Natural disasters, the impacts of the COVID-19 pandemic, social instability – the Somaliland region is facing multiple crises at the same time. Improving Disaster Risk Management and Food Security to Strengthen Resilience in Somaliland, a transitional development assistance project implemented on behalf of the German Federal Ministry for Economic Cooperation and Development (BMZ), is addressing them. It is also working to increase economic, political and social participation for women and young people.
The wonder of refrigeration
The amazing story of a successful dairywoman, helpful cooling and an enthusiastic community. Out and about in the Somaliland region.
Milk pays for medical studies
Food is precious, and difficult to store. This is why the refrigerators are so important for Mohamoud and the success of her small business. She now earns enough from selling milk to be able to send her eight children to school, and can even pay for her oldest son to study medicine.
Mohamoud herself has never sat in a classroom. ‘There was no school in the village where I grew up,’ she says. But she has not let her lack of formal education hold her back. ‘I learned arithmetic and a little writing in Somali in my everyday life,’ the small business owner explains. And her business sense is plainly something she was born with.
It is not left to her alone to generate the family’s income as her husband works in the business too. Ifrah Mohamoud used the first profits she earned from selling milk to buy a minibus, and employs her husband as a driver. Every morning he travels round the surrounding villages to collect the milk.
The part that refrigerators can play in this is demonstrated in Karasharka. Here, a group of 19 women and one man are gaining directly from the cooling hubs, but essentially they benefit all 250 households in the village. This is because the village development committee collects money for joint projects from all the residents. As individuals become wealthier, the community is better off as a result. The committee has now gathered enough to start building a health centre.

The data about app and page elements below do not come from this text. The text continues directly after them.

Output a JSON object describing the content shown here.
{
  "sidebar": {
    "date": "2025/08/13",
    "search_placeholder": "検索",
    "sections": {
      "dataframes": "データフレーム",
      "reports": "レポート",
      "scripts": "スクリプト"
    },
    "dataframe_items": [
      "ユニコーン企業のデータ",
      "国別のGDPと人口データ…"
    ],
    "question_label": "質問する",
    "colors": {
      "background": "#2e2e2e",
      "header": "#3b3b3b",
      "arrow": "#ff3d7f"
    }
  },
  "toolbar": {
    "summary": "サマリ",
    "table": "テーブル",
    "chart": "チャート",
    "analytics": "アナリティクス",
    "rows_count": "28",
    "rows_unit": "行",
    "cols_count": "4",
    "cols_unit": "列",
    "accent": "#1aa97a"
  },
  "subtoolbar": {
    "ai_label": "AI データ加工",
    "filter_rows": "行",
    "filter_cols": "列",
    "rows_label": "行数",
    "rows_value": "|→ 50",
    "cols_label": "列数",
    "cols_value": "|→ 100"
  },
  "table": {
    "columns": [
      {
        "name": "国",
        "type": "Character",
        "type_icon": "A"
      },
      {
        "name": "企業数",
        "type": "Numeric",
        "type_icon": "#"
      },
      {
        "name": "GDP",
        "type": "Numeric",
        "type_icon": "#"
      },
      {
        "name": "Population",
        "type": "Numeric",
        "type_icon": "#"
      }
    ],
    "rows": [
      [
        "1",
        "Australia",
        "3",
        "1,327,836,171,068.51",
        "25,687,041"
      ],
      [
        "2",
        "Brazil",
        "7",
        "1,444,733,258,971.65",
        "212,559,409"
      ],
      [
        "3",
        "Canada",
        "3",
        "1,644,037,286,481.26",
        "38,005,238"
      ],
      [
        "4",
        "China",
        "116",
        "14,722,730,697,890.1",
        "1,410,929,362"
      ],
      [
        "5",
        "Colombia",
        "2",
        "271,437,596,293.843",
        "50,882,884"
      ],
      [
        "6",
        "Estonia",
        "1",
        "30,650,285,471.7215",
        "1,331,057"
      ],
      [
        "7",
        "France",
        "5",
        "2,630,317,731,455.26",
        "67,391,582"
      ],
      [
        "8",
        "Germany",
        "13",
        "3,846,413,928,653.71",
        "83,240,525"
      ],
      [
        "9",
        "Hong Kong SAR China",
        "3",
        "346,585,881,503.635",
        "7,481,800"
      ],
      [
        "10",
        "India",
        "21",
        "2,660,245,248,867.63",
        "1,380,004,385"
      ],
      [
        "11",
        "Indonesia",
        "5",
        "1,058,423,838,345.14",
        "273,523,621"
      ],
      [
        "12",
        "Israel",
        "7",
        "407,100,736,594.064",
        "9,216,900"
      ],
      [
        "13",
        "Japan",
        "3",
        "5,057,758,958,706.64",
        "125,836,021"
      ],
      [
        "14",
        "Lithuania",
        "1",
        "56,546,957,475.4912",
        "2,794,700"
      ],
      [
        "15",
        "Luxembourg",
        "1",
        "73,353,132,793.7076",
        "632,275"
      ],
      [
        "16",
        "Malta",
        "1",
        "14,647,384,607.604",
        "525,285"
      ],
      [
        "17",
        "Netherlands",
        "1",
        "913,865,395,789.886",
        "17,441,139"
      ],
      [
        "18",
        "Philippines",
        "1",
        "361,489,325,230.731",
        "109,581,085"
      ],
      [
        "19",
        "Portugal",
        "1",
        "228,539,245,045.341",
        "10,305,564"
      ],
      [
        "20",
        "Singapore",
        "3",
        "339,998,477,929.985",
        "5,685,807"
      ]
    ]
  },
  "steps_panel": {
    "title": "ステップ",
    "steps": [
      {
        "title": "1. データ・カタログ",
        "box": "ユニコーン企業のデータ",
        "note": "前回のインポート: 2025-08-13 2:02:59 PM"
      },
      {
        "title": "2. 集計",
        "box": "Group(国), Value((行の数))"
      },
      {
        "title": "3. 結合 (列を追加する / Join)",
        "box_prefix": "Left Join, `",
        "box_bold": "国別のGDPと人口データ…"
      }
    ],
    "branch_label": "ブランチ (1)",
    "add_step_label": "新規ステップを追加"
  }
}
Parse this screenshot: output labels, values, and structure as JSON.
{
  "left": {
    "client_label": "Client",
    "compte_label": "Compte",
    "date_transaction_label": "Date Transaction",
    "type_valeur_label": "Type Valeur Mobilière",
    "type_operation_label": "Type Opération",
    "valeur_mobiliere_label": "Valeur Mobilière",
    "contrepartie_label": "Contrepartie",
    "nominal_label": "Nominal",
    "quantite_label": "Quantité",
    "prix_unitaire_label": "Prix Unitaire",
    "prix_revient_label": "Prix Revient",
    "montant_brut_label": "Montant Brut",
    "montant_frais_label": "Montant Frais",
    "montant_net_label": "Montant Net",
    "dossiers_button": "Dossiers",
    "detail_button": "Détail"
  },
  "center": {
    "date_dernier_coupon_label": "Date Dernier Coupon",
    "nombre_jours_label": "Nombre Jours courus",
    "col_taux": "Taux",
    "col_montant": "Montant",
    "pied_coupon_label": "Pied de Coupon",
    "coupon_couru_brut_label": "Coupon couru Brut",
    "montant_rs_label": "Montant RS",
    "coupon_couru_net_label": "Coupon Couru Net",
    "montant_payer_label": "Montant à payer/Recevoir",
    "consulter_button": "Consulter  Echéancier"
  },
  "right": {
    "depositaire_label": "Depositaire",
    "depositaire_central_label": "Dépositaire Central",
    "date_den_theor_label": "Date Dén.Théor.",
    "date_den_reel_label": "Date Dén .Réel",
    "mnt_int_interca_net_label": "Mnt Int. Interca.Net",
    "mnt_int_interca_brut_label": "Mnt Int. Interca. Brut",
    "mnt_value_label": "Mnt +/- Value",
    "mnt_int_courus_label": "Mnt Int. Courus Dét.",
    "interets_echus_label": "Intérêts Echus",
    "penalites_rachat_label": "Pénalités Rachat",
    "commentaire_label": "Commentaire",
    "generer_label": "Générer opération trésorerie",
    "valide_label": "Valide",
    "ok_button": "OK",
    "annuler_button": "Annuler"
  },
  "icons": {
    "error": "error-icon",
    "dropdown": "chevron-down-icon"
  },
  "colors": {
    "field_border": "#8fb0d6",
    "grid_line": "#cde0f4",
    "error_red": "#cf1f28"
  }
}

According to Ali Hirsi, who heads the committee, this would have been impossible without the refrigerators: ‘The milk traders contributed most of the money for it.’ The shell of the health centre building is already up, and GIZ will finance its completion. ‘We think this initiative that the village launched is admirable and want to support it,’ says Carola von Morstein. Until September 2023, she was responsible for coordinating GIZ projects in Somaliland, and knows Karasharka very well. The government has already agreed to cover the cost of the health care staff’s salaries once the building is finished.
There are even more people who benefit indirectly, namely those who buy the milk. Many of them are passing through the village, as Karasharka lies on an important road connecting the interior of the region with the port city of Berbera. Since Karasharka now has a reputation as a ‘milk village’, many travellers plan a brief stop there to pick some up for themselves. Camel milk, goat milk and cow milk are all available.
Abdirashid Ali has just pulled up in his truck outside the cooling hub. He plies this transit route daily, carrying goods. Every day he picks up 20 milk containers in Karasharka, each one holding 28 litres. He sells them in Berbera on commission, a handy source of extra income for him. Ali himself likes camel milk best, praising it as being ‘particularly nutritious’. And then he’s off on his way again. With the milk that can change lives here.